▶ **Required work**
The answer should contain all of the data, retyped without any alteration.

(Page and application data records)
════════════════════

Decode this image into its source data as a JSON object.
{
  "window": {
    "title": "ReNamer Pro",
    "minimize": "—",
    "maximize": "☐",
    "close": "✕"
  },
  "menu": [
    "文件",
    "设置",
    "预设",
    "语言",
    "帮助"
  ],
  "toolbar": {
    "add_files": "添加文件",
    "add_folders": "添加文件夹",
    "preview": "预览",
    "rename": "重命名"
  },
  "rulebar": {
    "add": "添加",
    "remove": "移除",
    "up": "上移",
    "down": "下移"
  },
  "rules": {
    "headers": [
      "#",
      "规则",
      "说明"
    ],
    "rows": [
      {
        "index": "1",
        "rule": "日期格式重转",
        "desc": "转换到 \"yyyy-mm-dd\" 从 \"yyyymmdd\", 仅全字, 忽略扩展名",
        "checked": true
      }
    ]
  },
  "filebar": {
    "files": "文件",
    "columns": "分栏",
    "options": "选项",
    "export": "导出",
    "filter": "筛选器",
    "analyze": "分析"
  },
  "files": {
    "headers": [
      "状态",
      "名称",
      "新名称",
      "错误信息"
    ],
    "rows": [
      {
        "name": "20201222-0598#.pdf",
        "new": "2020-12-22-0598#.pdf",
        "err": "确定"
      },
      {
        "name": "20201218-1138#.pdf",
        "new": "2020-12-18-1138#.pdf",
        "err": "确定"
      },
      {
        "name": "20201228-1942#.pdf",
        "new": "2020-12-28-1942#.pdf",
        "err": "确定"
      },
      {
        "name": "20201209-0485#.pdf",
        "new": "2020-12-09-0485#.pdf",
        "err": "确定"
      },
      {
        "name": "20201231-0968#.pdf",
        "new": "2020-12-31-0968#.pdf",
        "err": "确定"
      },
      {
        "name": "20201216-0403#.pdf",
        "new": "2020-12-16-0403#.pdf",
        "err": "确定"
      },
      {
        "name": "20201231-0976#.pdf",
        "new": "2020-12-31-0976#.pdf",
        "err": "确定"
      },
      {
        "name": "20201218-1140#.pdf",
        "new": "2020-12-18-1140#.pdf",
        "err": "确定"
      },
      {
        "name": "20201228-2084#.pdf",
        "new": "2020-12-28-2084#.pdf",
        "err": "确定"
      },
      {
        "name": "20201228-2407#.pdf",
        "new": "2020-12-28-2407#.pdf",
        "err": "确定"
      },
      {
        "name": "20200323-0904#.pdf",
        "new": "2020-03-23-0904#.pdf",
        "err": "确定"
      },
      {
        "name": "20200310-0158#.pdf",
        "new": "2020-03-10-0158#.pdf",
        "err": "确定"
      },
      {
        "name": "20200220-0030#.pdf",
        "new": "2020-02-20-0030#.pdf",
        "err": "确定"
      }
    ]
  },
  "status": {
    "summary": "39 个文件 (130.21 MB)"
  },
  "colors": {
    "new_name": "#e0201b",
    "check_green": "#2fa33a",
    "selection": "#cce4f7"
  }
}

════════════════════

▶ **Task solution**
Decode this image into its source data as a JSON object.
{
  "window": {
    "title": "ReNamer Pro",
    "minimize": "—",
    "maximize": "☐",
    "close": "✕"
  },
  "menu": [
    "文件",
    "设置",
    "预设",
    "语言",
    "帮助"
  ],
  "toolbar": {
    "add_files": "添加文件",
    "add_folders": "添加文件夹",
    "preview": "预览",
    "rename": "重命名"
  },
  "rulebar": {
    "add": "添加",
    "remove": "移除",
    "up": "上移",
    "down": "下移"
  },
  "rules": {
    "headers": [
      "#",
      "规则",
      "说明"
    ],
    "rows": [
      {
        "index": "1",
        "rule": "日期格式重转",
        "desc": "转换到 \"yyyy-mm-dd\" 从 \"yyyymmdd\", 仅全字, 忽略扩展名",
        "checked": true
      }
    ]
  },
  "filebar": {
    "files": "文件",
    "columns": "分栏",
    "options": "选项",
    "export": "导出",
    "filter": "筛选器",
    "analyze": "分析"
  },
  "files": {
    "headers": [
      "状态",
      "名称",
      "新名称",
      "错误信息"
    ],
    "rows": [
      {
        "name": "20201222-0598#.pdf",
        "new": "2020-12-22-0598#.pdf",
        "err": "确定"
      },
      {
        "name": "20201218-1138#.pdf",
        "new": "2020-12-18-1138#.pdf",
        "err": "确定"
      },
      {
        "name": "20201228-1942#.pdf",
        "new": "2020-12-28-1942#.pdf",
        "err": "确定"
      },
      {
        "name": "20201209-0485#.pdf",
        "new": "2020-12-09-0485#.pdf",
        "err": "确定"
      },
      {
        "name": "20201231-0968#.pdf",
        "new": "2020-12-31-0968#.pdf",
        "err": "确定"
      },
      {
        "name": "20201216-0403#.pdf",
        "new": "2020-12-16-0403#.pdf",
        "err": "确定"
      },
      {
        "name": "20201231-0976#.pdf",
        "new": "2020-12-31-0976#.pdf",
        "err": "确定"
      },
      {
        "name": "20201218-1140#.pdf",
        "new": "2020-12-18-1140#.pdf",
        "err": "确定"
      },
      {
        "name": "20201228-2084#.pdf",
        "new": "2020-12-28-2084#.pdf",
        "err": "确定"
      },
      {
        "name": "20201228-2407#.pdf",
        "new": "2020-12-28-2407#.pdf",
        "err": "确定"
      },
      {
        "name": "20200323-0904#.pdf",
        "new": "2020-03-23-0904#.pdf",
        "err": "确定"
      },
      {
        "name": "20200310-0158#.pdf",
        "new": "2020-03-10-0158#.pdf",
        "err": "确定"
      },
      {
        "name": "20200220-0030#.pdf",
        "new": "2020-02-20-0030#.pdf",
        "err": "确定"
      }
    ]
  },
  "status": {
    "summary": "39 个文件 (130.21 MB)"
  },
  "colors": {
    "new_name": "#e0201b",
    "check_green": "#2fa33a",
    "selection": "#cce4f7"
  }
}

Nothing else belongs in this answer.